■ Exercise
Search the listing for the string "Replication". Copy every line that has it.

■ Data for this task

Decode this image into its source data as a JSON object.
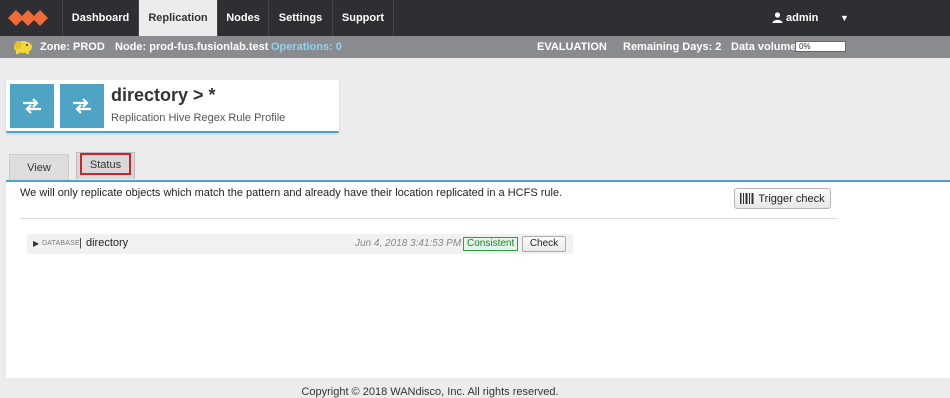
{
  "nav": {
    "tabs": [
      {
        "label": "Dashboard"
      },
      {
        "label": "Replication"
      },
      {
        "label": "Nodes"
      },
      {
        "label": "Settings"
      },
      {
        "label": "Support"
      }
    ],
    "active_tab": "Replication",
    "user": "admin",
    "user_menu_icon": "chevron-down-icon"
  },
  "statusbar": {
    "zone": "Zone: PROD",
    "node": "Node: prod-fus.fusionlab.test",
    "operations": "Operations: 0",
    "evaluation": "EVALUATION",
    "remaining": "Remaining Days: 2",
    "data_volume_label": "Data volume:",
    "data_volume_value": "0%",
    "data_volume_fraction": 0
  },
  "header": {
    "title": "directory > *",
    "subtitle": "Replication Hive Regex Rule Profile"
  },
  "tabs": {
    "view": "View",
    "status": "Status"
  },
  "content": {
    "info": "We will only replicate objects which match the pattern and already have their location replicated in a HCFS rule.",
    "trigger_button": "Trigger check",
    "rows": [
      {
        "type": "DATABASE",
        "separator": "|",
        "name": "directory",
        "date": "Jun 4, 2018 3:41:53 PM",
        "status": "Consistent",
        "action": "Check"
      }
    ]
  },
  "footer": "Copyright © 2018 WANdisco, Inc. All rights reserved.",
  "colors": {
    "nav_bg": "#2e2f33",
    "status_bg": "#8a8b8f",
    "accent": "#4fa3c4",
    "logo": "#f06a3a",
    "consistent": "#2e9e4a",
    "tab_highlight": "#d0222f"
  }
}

■ Answer for the task
        "label": "Replication"
    "active_tab": "Replication",
    "subtitle": "Replication Hive Regex Rule Profile"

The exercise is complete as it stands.